Web page and app entries:
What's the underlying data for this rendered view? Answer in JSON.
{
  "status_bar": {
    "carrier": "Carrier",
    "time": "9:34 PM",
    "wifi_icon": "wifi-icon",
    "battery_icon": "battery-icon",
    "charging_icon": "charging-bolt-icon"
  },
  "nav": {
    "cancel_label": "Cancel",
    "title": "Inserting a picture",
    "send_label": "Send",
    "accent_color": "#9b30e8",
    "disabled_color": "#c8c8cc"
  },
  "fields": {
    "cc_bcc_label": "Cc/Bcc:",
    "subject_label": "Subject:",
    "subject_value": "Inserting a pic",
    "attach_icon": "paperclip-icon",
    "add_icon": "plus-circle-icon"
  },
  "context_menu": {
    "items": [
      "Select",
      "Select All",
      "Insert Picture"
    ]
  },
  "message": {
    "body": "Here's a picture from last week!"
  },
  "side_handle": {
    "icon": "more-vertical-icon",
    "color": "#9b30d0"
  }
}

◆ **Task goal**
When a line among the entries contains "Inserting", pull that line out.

◆ **Reply**
    "title": "Inserting a picture",
    "subject_value": "Inserting a pic",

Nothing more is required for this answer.